• [Problem to work on]: Going through the entries below, work out how many lines have the string "name" in them. Give the number and nothing more.

[Dataset rows for apps and sites]

- - - - - - -

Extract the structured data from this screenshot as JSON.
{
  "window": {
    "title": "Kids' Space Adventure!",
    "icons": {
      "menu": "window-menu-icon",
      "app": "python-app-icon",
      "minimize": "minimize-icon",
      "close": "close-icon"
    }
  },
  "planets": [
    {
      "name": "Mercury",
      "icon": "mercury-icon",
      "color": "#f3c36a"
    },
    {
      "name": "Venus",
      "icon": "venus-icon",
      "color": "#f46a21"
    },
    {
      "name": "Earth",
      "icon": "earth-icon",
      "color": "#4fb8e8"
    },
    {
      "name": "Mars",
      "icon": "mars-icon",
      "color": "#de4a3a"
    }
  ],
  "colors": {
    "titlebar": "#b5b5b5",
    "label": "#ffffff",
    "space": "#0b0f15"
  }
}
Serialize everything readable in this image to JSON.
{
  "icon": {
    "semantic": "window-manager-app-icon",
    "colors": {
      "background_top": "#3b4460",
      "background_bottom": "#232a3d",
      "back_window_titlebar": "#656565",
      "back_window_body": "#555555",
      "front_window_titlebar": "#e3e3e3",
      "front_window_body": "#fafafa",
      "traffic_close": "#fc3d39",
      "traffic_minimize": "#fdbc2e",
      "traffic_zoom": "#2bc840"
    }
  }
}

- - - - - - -

• [Task output]: 4